The septuagenarian believes he has gained a lot from his debilitating condition. “A crisis can spur people on to a new life or push them into depression and despair. The choice is ours, as it says in the Torah: ‘therefore choose life.’ I am amazed at myself that I am still alive. In addition to the joy I get from painting, I get a lot of satisfaction from the thousands of e-mails I receive from Israel and the world, from people who say that my work inspires them to live. They include priests, youngsters with suicidal tendencies and terminal patients from all over the world. ALS sufferers also ask me for advice,” he says.
When Melamed-Cohen and his wife, Elisheva, went to India, it was a part of the globe that was largely unknown to the Western world and it was some time before the Beatles made it over there and sitar player Ravi Shankar and tabla player Allah Rakha brought Indian music to the West. Melamed- Cohen was always a keen observer and says he learned a lot from his time in the subcontinent.
“In contrast with the Western world, the passion for material possessions is not the focus of life in India. I learned about making do with less, the enjoyment of folkloric, as well as artistic activity. That leads to a different take on the dimension of time,” he says, The latter, he says, left its mark on him for the rest of his life. “I acquired Indian patience and tolerance.”
He also says that, for the first time, he learned about a Jewish way of life in the Diaspora. “I was only 26, and my wife and I got to know the [Jewish] community in India, its people, institutions, leaders and customs.”
But it wasn’t just the Jews who interested Melamed-Cohen. “As geographer, I took a keen interest in the landscapes of India and in the anthropological elements. I traveled a lot and took photographs.”
Besides the aesthetic impact of his works, Melamed-Cohen says he aims to convey a message of hope and positive intent to the public. “I want to tell people that it is good to live and that they should look at the beauty of the world – the things that you don’t see on TV or the electronic media.  Love, hope, willingness and belief give life purpose and meaning.”

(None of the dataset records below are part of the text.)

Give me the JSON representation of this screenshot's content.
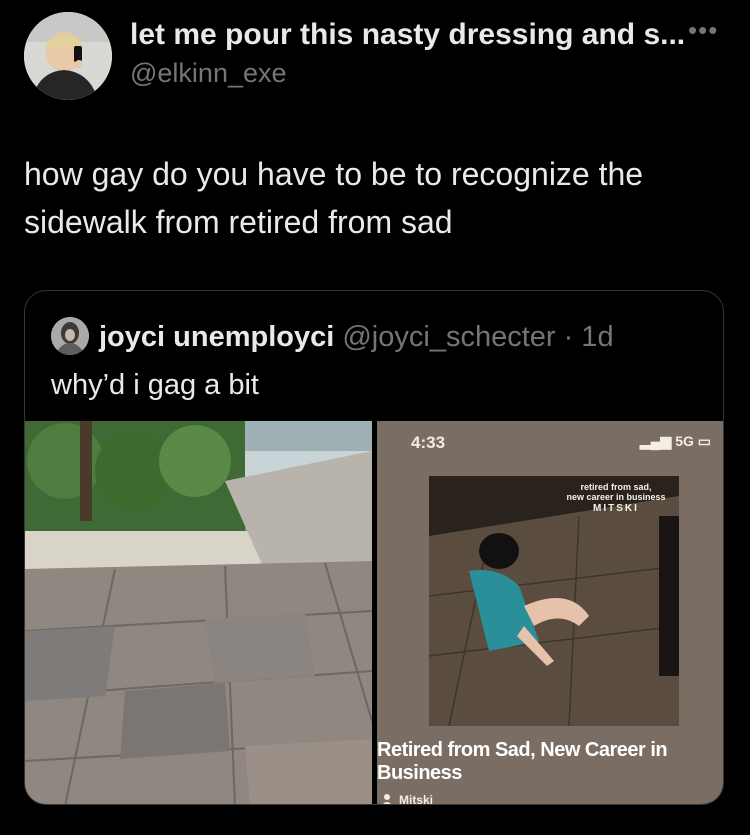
{
  "tweet": {
    "display_name": "let me pour this nasty dressing and s...",
    "handle": "@elkinn_exe",
    "more_icon": "more-horizontal-icon",
    "text": "how gay do you have to be to recognize the sidewalk from retired from sad"
  },
  "quoted_tweet": {
    "display_name": "joyci unemployci",
    "handle": "@joyci_schecter · 1d",
    "text": "why’d i gag a bit"
  },
  "screenshot": {
    "time": "4:33",
    "network": "5G",
    "album_cover_text_1": "retired from sad,",
    "album_cover_text_2": "new career in business",
    "album_cover_logo": "MITSKI",
    "track_title": "Retired from Sad, New Career in Business",
    "artist": "Mitski"
  },
  "colors": {
    "background": "#000000",
    "primary_text": "#e7e9ea",
    "secondary_text": "#71767b",
    "border": "#333639"
  }
}
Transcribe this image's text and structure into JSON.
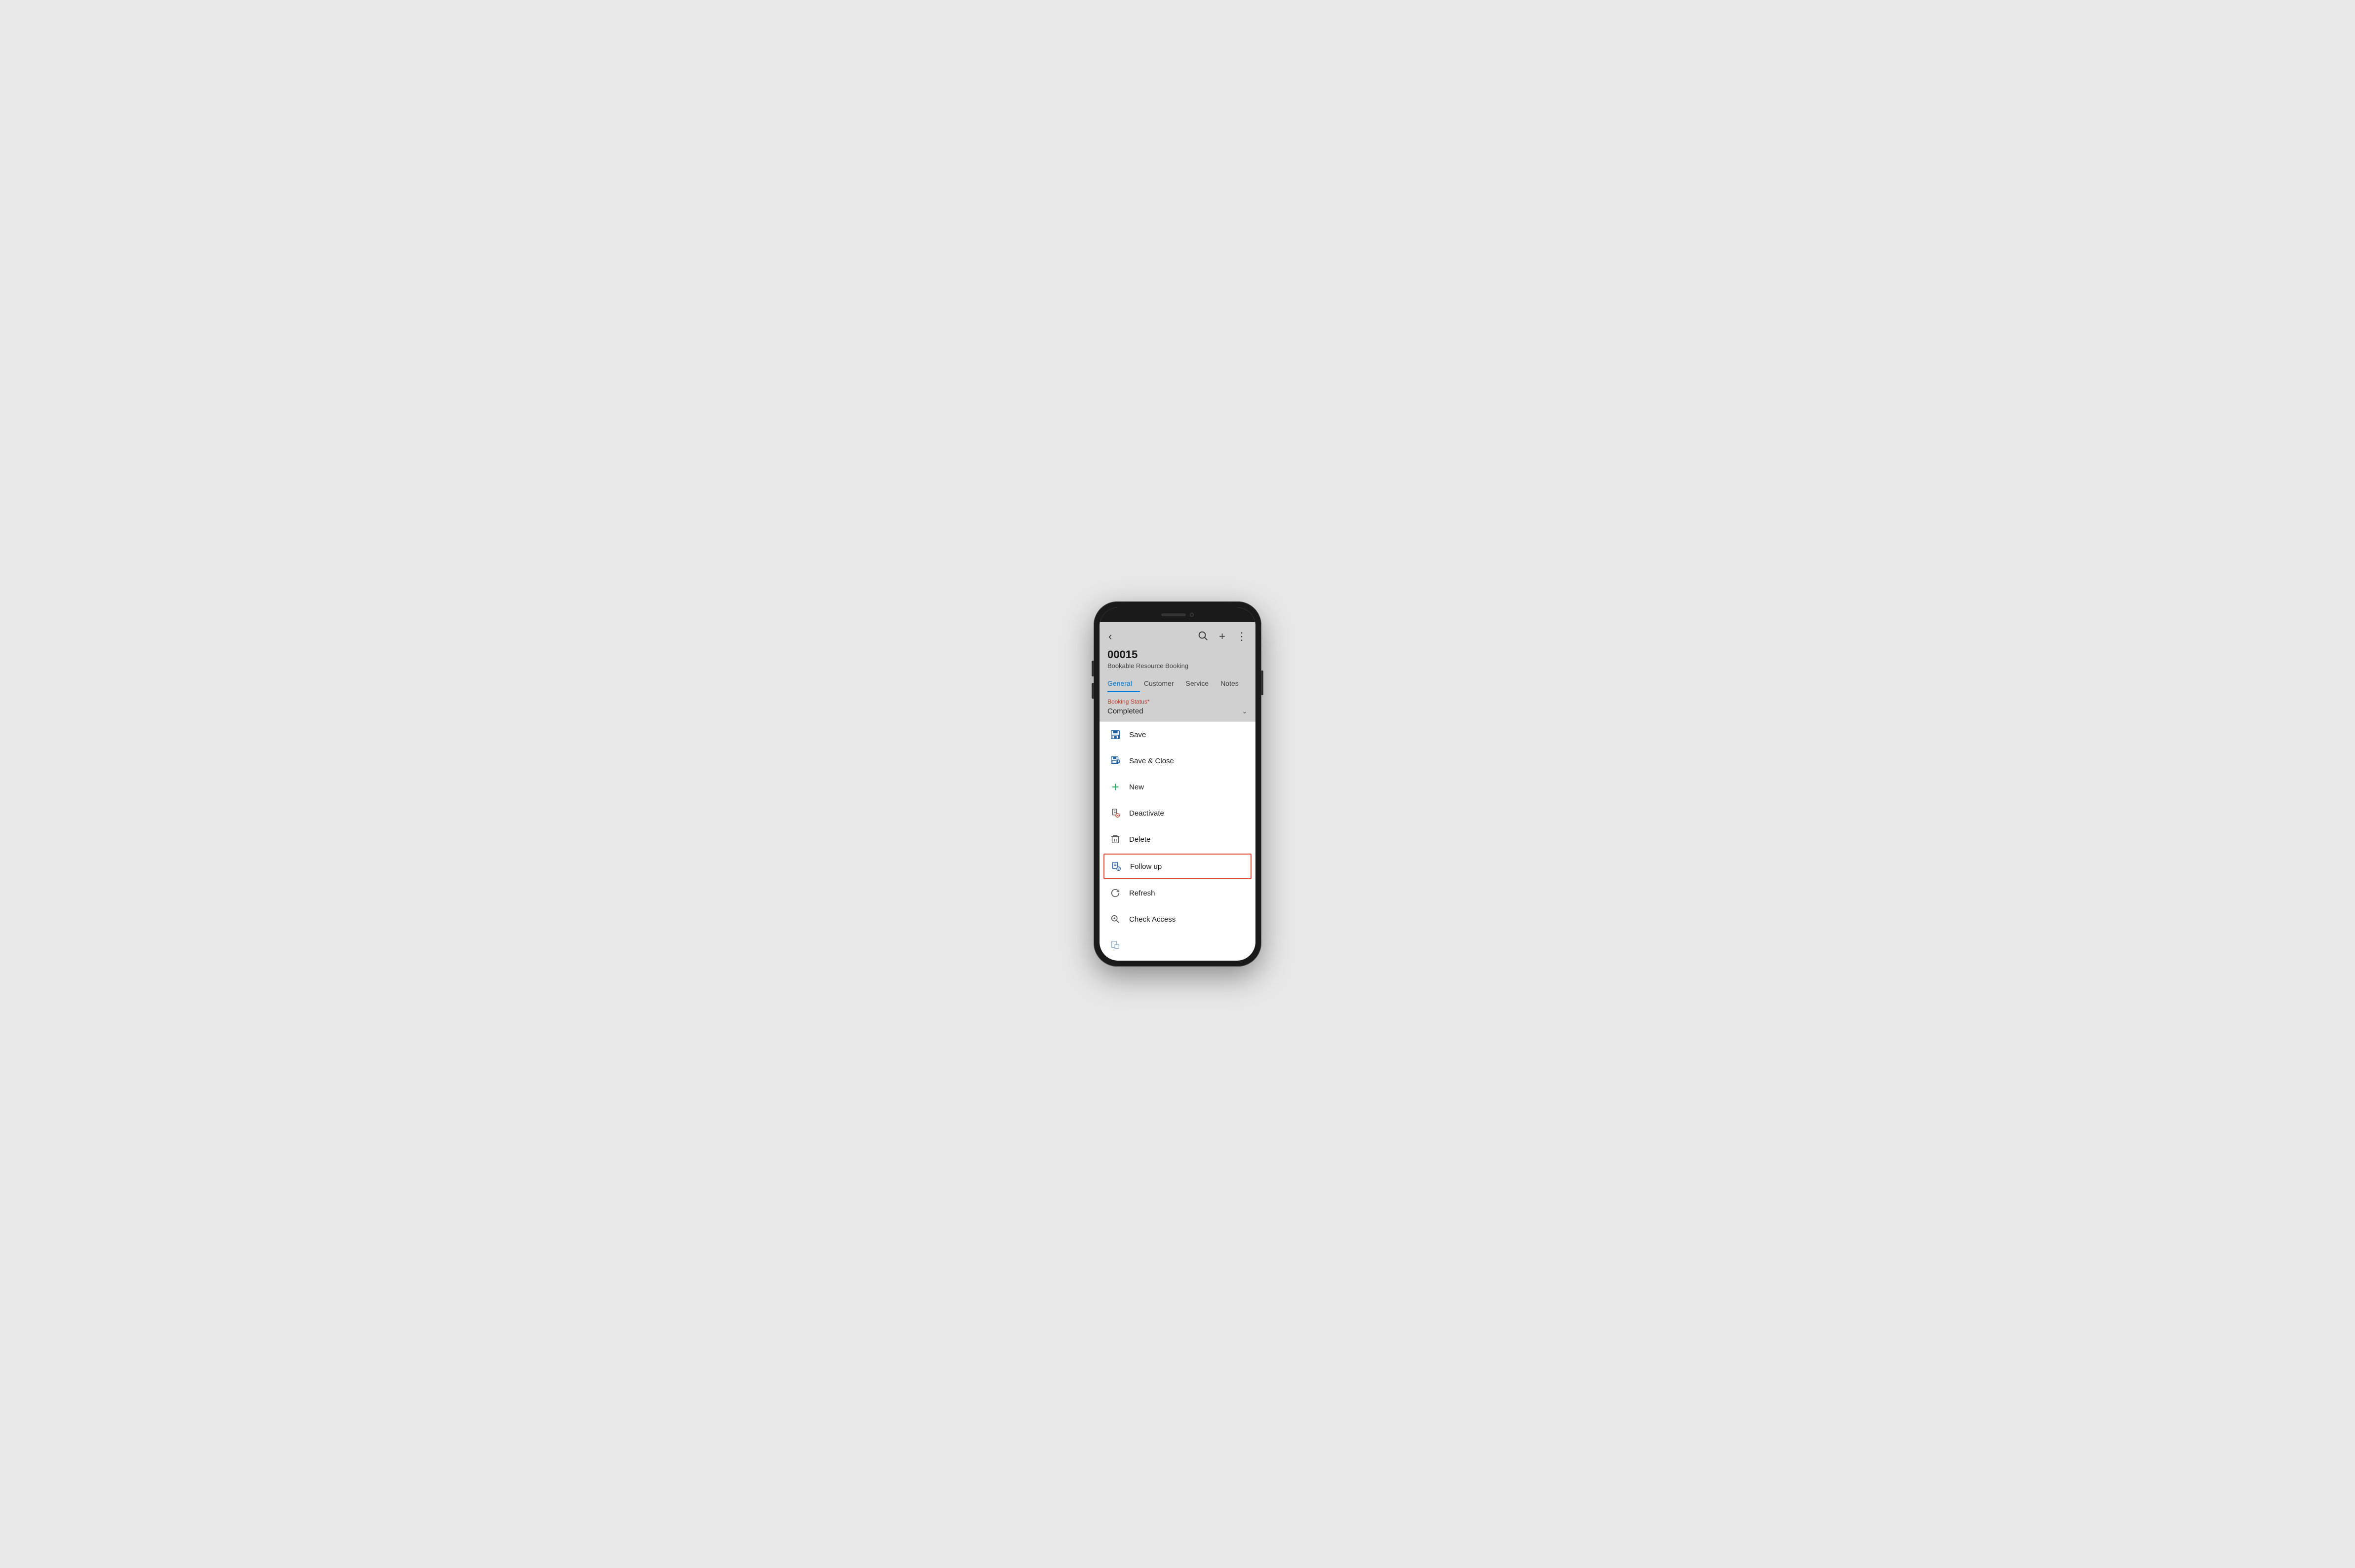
{
  "phone": {
    "record_id": "00015",
    "record_type": "Bookable Resource Booking"
  },
  "tabs": [
    {
      "label": "General",
      "active": true
    },
    {
      "label": "Customer",
      "active": false
    },
    {
      "label": "Service",
      "active": false
    },
    {
      "label": "Notes",
      "active": false
    }
  ],
  "booking_status": {
    "label": "Booking Status",
    "required": true,
    "value": "Completed"
  },
  "header_icons": {
    "back": "‹",
    "search": "⌕",
    "add": "+",
    "more": "⋮"
  },
  "menu_items": [
    {
      "id": "save",
      "label": "Save",
      "icon": "save",
      "highlighted": false
    },
    {
      "id": "save-close",
      "label": "Save & Close",
      "icon": "save-close",
      "highlighted": false
    },
    {
      "id": "new",
      "label": "New",
      "icon": "new",
      "highlighted": false
    },
    {
      "id": "deactivate",
      "label": "Deactivate",
      "icon": "deactivate",
      "highlighted": false
    },
    {
      "id": "delete",
      "label": "Delete",
      "icon": "delete",
      "highlighted": false
    },
    {
      "id": "follow-up",
      "label": "Follow up",
      "icon": "follow-up",
      "highlighted": true
    },
    {
      "id": "refresh",
      "label": "Refresh",
      "icon": "refresh",
      "highlighted": false
    },
    {
      "id": "check-access",
      "label": "Check Access",
      "icon": "check-access",
      "highlighted": false
    }
  ],
  "colors": {
    "accent": "#0078d4",
    "required_star": "#c0392b",
    "highlight_border": "#e74c3c",
    "new_icon": "#2ecc71",
    "header_bg": "#d0d0d0"
  }
}
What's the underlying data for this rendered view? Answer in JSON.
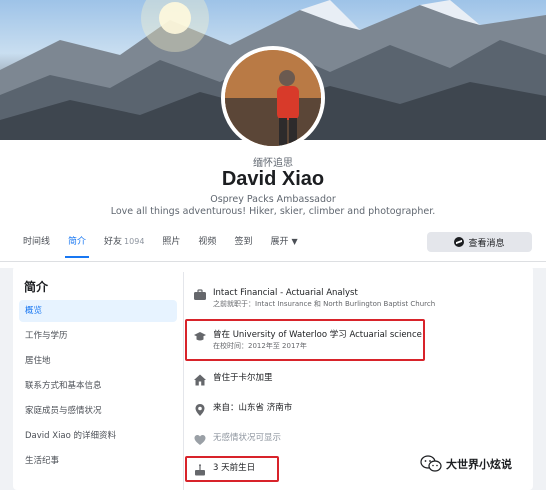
{
  "profile": {
    "memorial_label": "缅怀追思",
    "name": "David Xiao",
    "headline": "Osprey Packs Ambassador",
    "bio": "Love all things adventurous! Hiker, skier, climber and photographer."
  },
  "tabs": [
    {
      "label": "时间线",
      "active": false
    },
    {
      "label": "简介",
      "active": true
    },
    {
      "label": "好友",
      "count": "1094",
      "active": false
    },
    {
      "label": "照片",
      "active": false
    },
    {
      "label": "视频",
      "active": false
    },
    {
      "label": "签到",
      "active": false
    },
    {
      "label": "展开",
      "active": false
    }
  ],
  "message_button": {
    "label": "查看消息",
    "icon": "messenger-icon"
  },
  "about": {
    "title": "简介",
    "sidebar": [
      {
        "label": "概览",
        "active": true
      },
      {
        "label": "工作与学历",
        "active": false
      },
      {
        "label": "居住地",
        "active": false
      },
      {
        "label": "联系方式和基本信息",
        "active": false
      },
      {
        "label": "家庭成员与感情状况",
        "active": false
      },
      {
        "label": "David Xiao 的详细资料",
        "active": false
      },
      {
        "label": "生活纪事",
        "active": false
      }
    ],
    "details": {
      "work": {
        "title": "Intact Financial - Actuarial Analyst",
        "sub": "之前就职于：Intact Insurance 和 North Burlington Baptist Church",
        "icon": "briefcase-icon"
      },
      "education": {
        "title": "曾在 University of Waterloo 学习 Actuarial science",
        "sub": "在校时间：2012年至 2017年",
        "icon": "graduation-cap-icon"
      },
      "lived": {
        "title": "曾住于卡尔加里",
        "icon": "home-icon"
      },
      "from": {
        "title": "来自：山东省 济南市",
        "icon": "location-pin-icon"
      },
      "relationship": {
        "title": "无感情状况可显示",
        "icon": "heart-icon"
      },
      "birthday": {
        "title": "3 天前生日",
        "icon": "cake-icon"
      }
    }
  },
  "watermark": {
    "text": "大世界小炫说",
    "icon": "wechat-icon"
  },
  "colors": {
    "accent": "#1877f2",
    "highlight": "#d8232a"
  }
}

He says however desperate his condition, he would never consider euthanasia. “Mercy killing is an immoral act. Today, there are medical and technological solutions for almost every ailment and injury. The sages have said about extreme cases: ‘even if a sharp sword is placed on a man’s neck, he must not give up hope.’” On Monday, the public will have an opportunity to gain greater insight into Melamed-Cohen’s artistic and spiritual ethos. There will be a guided tour of the exhibition at 7 p.m., followed an hour later by a concert by Ehud Banai based on the works.
For more information about Dr. Rahamim Melamed-Cohen: and www.